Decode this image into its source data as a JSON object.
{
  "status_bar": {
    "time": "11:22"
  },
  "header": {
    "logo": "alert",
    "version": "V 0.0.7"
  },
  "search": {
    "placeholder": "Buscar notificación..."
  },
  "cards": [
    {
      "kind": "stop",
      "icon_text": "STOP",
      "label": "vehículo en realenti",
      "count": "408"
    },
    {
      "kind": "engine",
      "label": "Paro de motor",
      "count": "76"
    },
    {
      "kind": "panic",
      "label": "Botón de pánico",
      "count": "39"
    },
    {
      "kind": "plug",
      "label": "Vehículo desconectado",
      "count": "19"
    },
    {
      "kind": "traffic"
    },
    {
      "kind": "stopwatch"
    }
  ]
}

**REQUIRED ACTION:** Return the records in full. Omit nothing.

**ANSWER AREA:**
Decode this image into its source data as a JSON object.
{
  "status_bar": {
    "time": "11:22"
  },
  "header": {
    "logo": "alert",
    "version": "V 0.0.7"
  },
  "search": {
    "placeholder": "Buscar notificación..."
  },
  "cards": [
    {
      "kind": "stop",
      "icon_text": "STOP",
      "label": "vehículo en realenti",
      "count": "408"
    },
    {
      "kind": "engine",
      "label": "Paro de motor",
      "count": "76"
    },
    {
      "kind": "panic",
      "label": "Botón de pánico",
      "count": "39"
    },
    {
      "kind": "plug",
      "label": "Vehículo desconectado",
      "count": "19"
    },
    {
      "kind": "traffic"
    },
    {
      "kind": "stopwatch"
    }
  ]
}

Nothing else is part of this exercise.